One day Dogen instructed, "When someone asks about the dharma or the essentials of practice, you must reply on the basis of the true dharma. Do not answer on the basis of expedient means that are not true, thinking the person is not a vessel of the dharma, or is incapable of understanding because he is only a beginner."
I often get questions about Zen that, although sincere, make sense only in the context of other belief systems. For example, I've been asked how Buddhists receive forgiveness for their sins, or how we can be sure that our next life will be a happier one. Since the very nature of the question indicates that the asker either won't understand or won't be receptive to the answer, it is tempting to give a short but misleading answer and be done with it. But in the spirit of a true Bodhisattva, even if a person is following another spiritual path and asks a question that makes sense only with regard to that other path, we should reply on the basis of the true dharma. This is the way the Buddha taught during his lifetime.
A provisional answer as an expedient means is really of no value. I remember asking, back when I was a newcomer, what the five aggregate were, and a senior teacher told me they were the five senses. It was a short answer and ended my inquiry quickly, but when I later learned that the true answer had little to do with what he had told me, I both resented the senior for his dismissive attitude and ultimately came to distrust his teaching (fool me once, etc.).

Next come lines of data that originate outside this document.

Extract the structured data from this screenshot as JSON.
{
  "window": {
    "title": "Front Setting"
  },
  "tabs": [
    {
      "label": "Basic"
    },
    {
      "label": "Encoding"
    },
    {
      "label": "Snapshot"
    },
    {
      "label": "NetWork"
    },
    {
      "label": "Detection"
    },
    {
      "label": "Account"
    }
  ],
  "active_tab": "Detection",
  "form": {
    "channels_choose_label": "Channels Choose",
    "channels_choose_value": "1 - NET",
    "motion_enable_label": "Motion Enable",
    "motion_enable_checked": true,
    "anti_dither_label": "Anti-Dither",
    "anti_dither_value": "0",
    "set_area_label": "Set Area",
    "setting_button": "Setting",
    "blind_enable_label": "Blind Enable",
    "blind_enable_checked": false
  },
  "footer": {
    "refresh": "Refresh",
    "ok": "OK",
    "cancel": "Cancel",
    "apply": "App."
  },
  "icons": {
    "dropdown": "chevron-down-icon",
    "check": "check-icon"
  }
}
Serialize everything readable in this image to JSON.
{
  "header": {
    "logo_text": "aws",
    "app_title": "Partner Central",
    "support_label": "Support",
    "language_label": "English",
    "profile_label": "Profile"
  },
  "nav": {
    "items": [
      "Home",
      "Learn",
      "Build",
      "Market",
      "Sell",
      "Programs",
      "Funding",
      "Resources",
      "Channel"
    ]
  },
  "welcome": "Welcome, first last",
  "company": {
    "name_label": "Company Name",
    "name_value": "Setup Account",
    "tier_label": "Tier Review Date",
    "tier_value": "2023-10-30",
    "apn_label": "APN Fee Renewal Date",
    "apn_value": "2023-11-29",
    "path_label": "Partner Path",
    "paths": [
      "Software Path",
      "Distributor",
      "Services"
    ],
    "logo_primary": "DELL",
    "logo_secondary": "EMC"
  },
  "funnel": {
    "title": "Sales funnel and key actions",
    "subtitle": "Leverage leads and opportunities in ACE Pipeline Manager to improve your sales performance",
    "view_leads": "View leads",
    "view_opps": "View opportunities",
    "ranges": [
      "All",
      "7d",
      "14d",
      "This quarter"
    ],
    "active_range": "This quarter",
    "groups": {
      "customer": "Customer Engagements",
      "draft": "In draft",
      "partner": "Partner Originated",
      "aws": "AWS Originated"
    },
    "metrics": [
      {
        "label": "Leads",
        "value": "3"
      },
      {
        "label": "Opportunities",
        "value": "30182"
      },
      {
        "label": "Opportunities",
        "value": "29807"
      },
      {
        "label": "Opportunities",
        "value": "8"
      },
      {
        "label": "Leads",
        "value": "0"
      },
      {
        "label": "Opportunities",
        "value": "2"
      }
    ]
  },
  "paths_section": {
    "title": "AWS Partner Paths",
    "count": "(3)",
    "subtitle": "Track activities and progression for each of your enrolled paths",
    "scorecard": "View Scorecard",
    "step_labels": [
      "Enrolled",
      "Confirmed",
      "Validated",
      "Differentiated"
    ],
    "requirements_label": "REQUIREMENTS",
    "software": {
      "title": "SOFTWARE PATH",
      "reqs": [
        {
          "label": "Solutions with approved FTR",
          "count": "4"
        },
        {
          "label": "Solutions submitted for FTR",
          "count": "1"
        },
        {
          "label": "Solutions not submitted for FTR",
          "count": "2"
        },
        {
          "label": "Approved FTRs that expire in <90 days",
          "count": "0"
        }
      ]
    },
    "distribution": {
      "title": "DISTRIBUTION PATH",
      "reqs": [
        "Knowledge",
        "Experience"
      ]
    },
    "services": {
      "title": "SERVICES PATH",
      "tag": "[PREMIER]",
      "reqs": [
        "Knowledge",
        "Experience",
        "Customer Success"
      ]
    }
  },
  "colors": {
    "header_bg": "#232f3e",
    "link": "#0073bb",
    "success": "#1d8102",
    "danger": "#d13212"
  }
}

Ultimately, only the final true teaching is beneficial. Therefore, without being concerned with whether the person can grasp it or not, we should answer only on the basis of the true dharma. When we're asked a questions, we should value the person's true virtue, and not judge them on status, outward appearances, or superficial characteristics.